[Start of section]

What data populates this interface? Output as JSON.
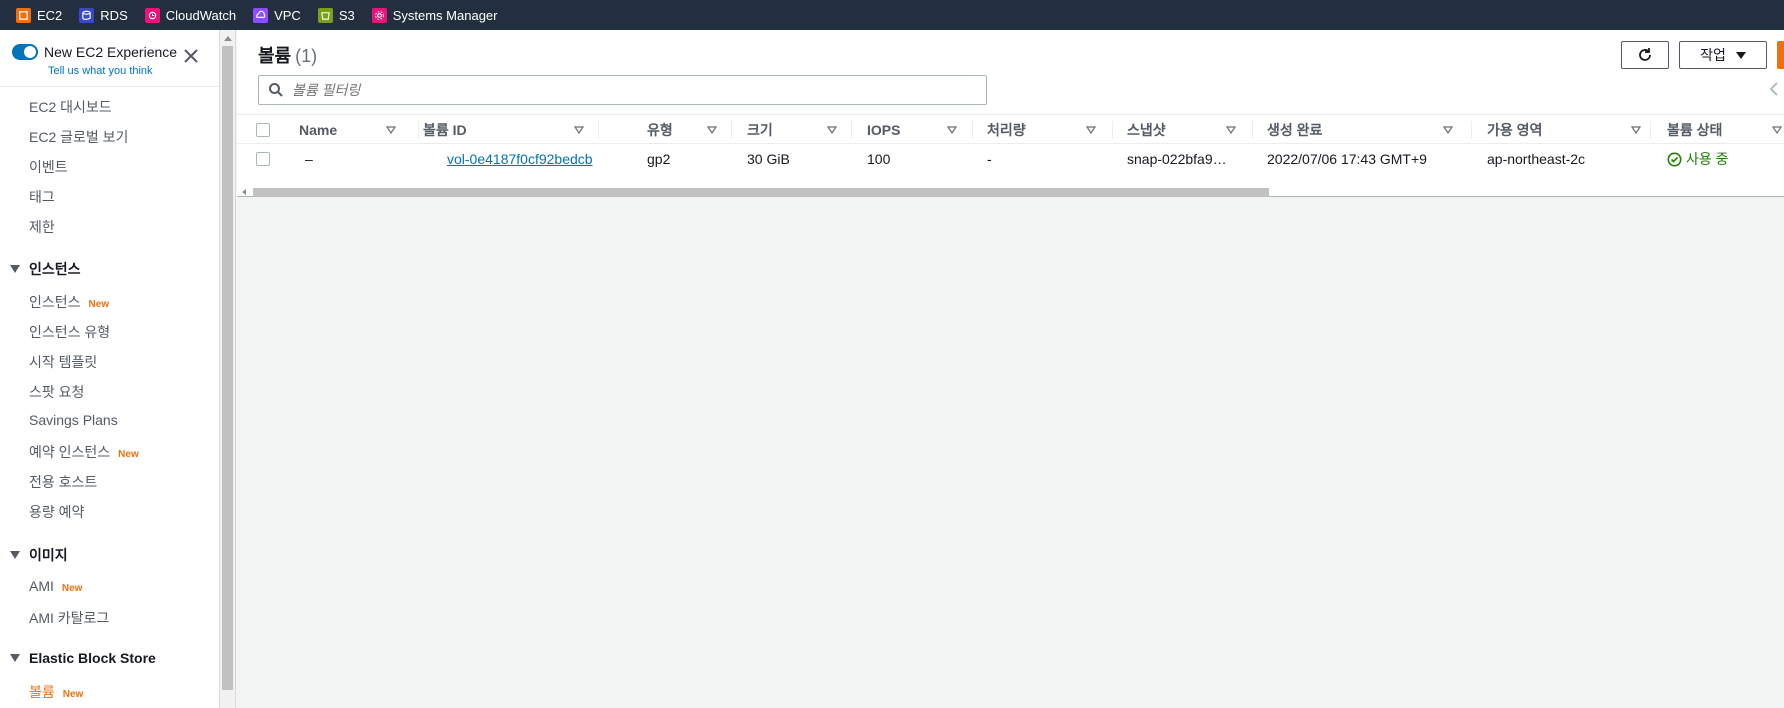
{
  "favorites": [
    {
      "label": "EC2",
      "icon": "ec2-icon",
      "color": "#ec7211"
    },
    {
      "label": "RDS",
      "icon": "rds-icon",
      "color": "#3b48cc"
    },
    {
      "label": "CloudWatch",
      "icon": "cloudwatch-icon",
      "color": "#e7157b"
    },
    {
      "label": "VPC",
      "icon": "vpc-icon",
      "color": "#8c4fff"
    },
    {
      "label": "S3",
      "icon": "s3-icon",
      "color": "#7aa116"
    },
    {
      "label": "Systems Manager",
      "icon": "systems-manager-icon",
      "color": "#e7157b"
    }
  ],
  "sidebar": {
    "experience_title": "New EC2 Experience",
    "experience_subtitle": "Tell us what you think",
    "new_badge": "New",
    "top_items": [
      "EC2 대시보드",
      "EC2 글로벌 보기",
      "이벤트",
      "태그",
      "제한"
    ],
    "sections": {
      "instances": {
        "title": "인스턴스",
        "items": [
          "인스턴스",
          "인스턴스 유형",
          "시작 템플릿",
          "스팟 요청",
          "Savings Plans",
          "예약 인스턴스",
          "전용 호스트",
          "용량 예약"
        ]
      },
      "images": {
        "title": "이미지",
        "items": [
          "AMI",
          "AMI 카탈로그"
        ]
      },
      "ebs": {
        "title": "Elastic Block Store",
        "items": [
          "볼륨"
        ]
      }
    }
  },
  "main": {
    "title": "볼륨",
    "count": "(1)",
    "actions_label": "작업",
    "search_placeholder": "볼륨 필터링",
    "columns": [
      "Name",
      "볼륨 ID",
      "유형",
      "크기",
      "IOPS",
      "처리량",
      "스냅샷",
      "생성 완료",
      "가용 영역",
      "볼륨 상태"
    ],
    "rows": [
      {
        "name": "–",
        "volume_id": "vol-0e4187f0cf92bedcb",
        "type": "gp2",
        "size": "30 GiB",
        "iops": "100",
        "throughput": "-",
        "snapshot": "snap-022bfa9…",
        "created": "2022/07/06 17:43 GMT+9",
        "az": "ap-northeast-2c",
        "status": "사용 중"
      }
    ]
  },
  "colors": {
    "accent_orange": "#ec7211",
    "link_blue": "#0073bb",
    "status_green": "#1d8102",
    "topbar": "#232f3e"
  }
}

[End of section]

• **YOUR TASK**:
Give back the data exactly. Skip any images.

• **SOLVED PROBLEM**:
What data populates this interface? Output as JSON.
{
  "favorites": [
    {
      "label": "EC2",
      "icon": "ec2-icon",
      "color": "#ec7211"
    },
    {
      "label": "RDS",
      "icon": "rds-icon",
      "color": "#3b48cc"
    },
    {
      "label": "CloudWatch",
      "icon": "cloudwatch-icon",
      "color": "#e7157b"
    },
    {
      "label": "VPC",
      "icon": "vpc-icon",
      "color": "#8c4fff"
    },
    {
      "label": "S3",
      "icon": "s3-icon",
      "color": "#7aa116"
    },
    {
      "label": "Systems Manager",
      "icon": "systems-manager-icon",
      "color": "#e7157b"
    }
  ],
  "sidebar": {
    "experience_title": "New EC2 Experience",
    "experience_subtitle": "Tell us what you think",
    "new_badge": "New",
    "top_items": [
      "EC2 대시보드",
      "EC2 글로벌 보기",
      "이벤트",
      "태그",
      "제한"
    ],
    "sections": {
      "instances": {
        "title": "인스턴스",
        "items": [
          "인스턴스",
          "인스턴스 유형",
          "시작 템플릿",
          "스팟 요청",
          "Savings Plans",
          "예약 인스턴스",
          "전용 호스트",
          "용량 예약"
        ]
      },
      "images": {
        "title": "이미지",
        "items": [
          "AMI",
          "AMI 카탈로그"
        ]
      },
      "ebs": {
        "title": "Elastic Block Store",
        "items": [
          "볼륨"
        ]
      }
    }
  },
  "main": {
    "title": "볼륨",
    "count": "(1)",
    "actions_label": "작업",
    "search_placeholder": "볼륨 필터링",
    "columns": [
      "Name",
      "볼륨 ID",
      "유형",
      "크기",
      "IOPS",
      "처리량",
      "스냅샷",
      "생성 완료",
      "가용 영역",
      "볼륨 상태"
    ],
    "rows": [
      {
        "name": "–",
        "volume_id": "vol-0e4187f0cf92bedcb",
        "type": "gp2",
        "size": "30 GiB",
        "iops": "100",
        "throughput": "-",
        "snapshot": "snap-022bfa9…",
        "created": "2022/07/06 17:43 GMT+9",
        "az": "ap-northeast-2c",
        "status": "사용 중"
      }
    ]
  },
  "colors": {
    "accent_orange": "#ec7211",
    "link_blue": "#0073bb",
    "status_green": "#1d8102",
    "topbar": "#232f3e"
  }
}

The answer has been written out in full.